Friday, October 21, 2011

Encourage Exploration and Creativity

For parents who speak the foreign language they are teaching to their children, it is important to remember that in the early years we do not want to critique a child's language skills.

If he or she makes a grammatical error, for example, or leaves something out, you can focus on using the words properly yourself, but do not stop and make a lesson out of what your child just said.

The reason we say this is that we want to foster exploration and creativity with the second language, and stopping to criticize a young child just slows their use of the language because they begin to stop and think. This is not how young children absorb language! They need to hear it many times, interact freely in the language, and then they will absorb it.

If you do not speak the language that your child is learning, a great way to help is to start studying it yourself!

Wednesday, October 12, 2011

Bilingual Babies & Their Brains

An excellent article by Perri Klass, MD, in the New York Times online edition, Hearing Bilingual: How Babies Tell Languages Apart, discusses useful recent research on early exposure to languages.

Some key points:

"...researchers found that at 6 months, the monolingual infants could discriminate between phonetic sounds, whether they were uttered in the language they were used to hearing or in another language not spoken in their homes. By 10 to 12 months, however, monolingual babies were no longer detecting sounds in the second language, only in the language they usually heard.

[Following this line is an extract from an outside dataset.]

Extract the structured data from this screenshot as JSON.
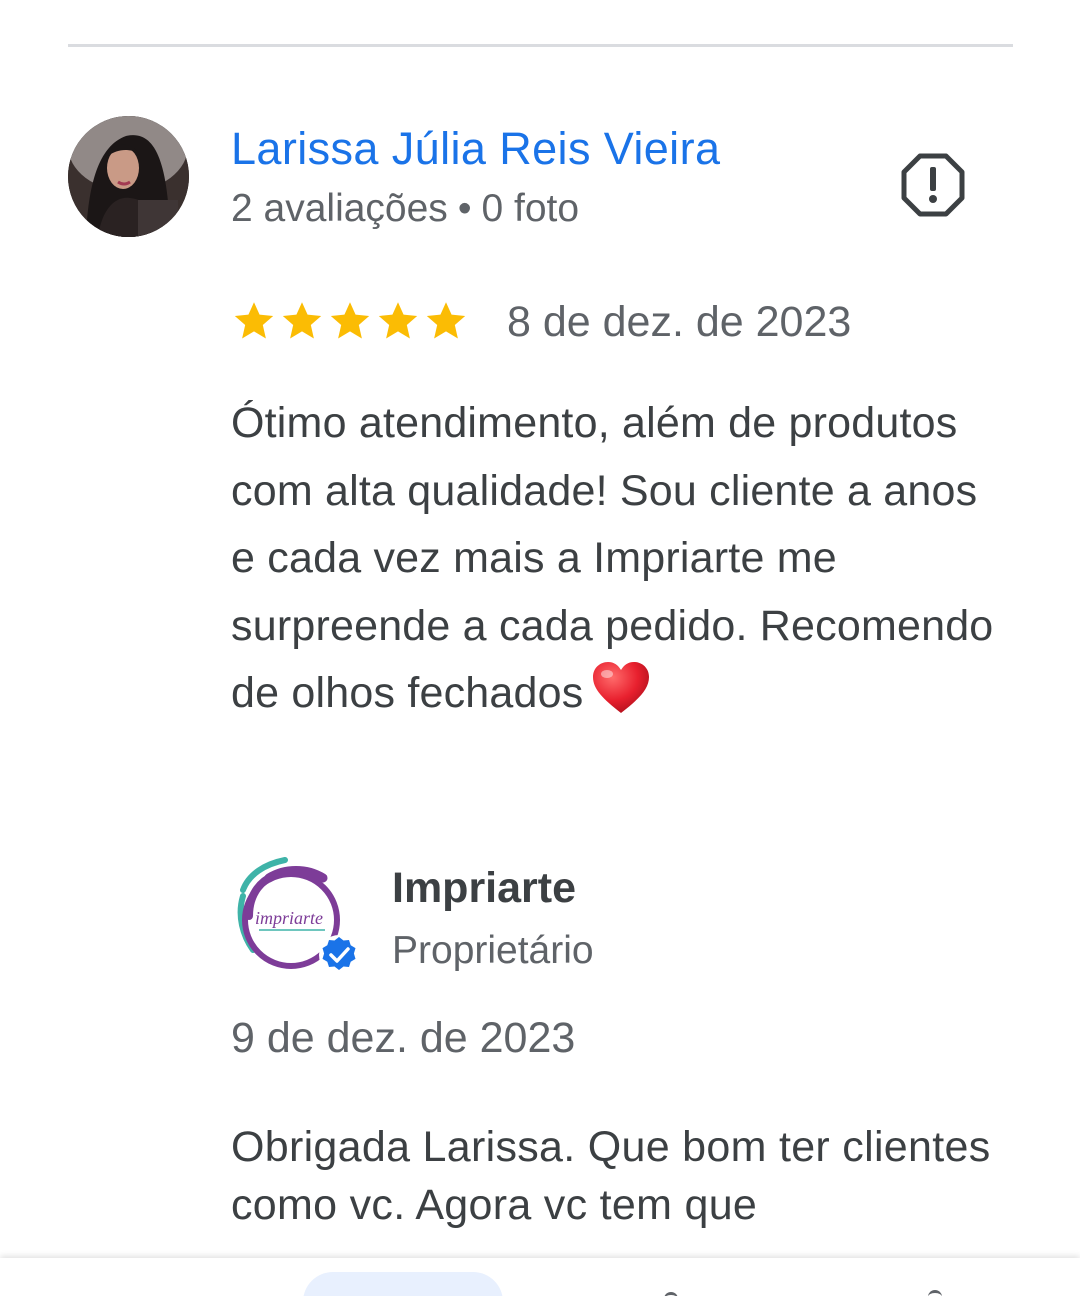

The researchers suggested that this represents a process of “neural commitment,” in which the infant brain wires itself to understand one language and its sounds.

In contrast, the bilingual infants followed a different developmental trajectory. At 6 to 9 months, they did not detect differences in phonetic sounds in either language, but when they were older — 10 to 12 months — they were able to discriminate sounds in both.

“What the study demonstrates is that the variability in bilingual babies’ experience keeps them open,” said Dr. Patricia Kuhl, co-director of the Institute for Learning and Brain Sciences at the University of Washington and one of the authors of the study. “They do not show the perceptual narrowing as soon as monolingual babies do. It’s another piece of evidence that what you experience shapes the brain.”

The learning of language — and the effects on the brain of the language we hear — may begin even earlier than 6 months of age."

The article also discusses and debunks the older notion that growing up bilingual confuses infants and children when it comes to language use. Well-worth a peek at this article!

Monday, October 3, 2011

Chinese Character Practice: Typing in Chinese

From time to time, we suggest this, but it's so useful that I am posting it again. If you want your child to learn Chinese characters, let him or her type them! Sure, writing them by hand is lovely, but typing them allows a different type of memorization. Plus it is faster, so you can run through them more quickly and actually get somewhere in terms of writing things.

The goal is to get your child using and enjoying the characters as soon and as much as possible!